Go over the data and keep only the lines that include "image".

=====

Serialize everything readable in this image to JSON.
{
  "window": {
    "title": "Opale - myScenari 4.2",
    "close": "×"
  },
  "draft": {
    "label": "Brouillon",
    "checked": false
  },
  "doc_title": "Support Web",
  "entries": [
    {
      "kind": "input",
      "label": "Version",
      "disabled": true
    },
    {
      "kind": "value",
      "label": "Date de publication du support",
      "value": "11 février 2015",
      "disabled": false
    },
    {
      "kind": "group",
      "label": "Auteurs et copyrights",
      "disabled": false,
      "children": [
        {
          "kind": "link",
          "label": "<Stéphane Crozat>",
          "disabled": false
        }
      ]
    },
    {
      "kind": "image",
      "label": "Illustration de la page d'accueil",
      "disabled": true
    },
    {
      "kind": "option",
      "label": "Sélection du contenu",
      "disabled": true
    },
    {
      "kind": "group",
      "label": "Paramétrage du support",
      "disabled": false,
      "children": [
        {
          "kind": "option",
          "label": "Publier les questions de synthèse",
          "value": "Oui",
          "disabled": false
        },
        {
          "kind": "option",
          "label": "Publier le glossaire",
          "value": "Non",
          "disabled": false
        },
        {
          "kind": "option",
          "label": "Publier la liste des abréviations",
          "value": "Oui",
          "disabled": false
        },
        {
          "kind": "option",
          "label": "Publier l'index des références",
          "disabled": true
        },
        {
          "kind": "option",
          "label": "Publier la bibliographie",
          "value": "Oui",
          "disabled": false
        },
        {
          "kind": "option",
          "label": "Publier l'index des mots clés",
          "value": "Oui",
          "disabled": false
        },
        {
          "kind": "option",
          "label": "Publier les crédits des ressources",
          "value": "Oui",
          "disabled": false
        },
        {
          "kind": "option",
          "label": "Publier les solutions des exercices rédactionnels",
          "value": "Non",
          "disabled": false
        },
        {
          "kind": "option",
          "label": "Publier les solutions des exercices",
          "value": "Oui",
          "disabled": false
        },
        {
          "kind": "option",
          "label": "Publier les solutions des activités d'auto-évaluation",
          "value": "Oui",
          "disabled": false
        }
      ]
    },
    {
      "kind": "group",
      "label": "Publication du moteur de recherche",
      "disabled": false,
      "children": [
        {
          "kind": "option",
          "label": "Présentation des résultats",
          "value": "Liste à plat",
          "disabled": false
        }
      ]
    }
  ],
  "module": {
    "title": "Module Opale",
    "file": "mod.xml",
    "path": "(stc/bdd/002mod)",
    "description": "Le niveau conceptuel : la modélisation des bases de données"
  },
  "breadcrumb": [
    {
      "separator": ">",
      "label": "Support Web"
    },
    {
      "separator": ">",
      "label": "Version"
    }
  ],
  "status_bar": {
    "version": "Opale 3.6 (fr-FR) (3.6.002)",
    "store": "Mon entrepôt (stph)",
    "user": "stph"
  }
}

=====

WRITTEN ANSWER =
Serialize everything readable in this image to JSON.
      "kind": "image",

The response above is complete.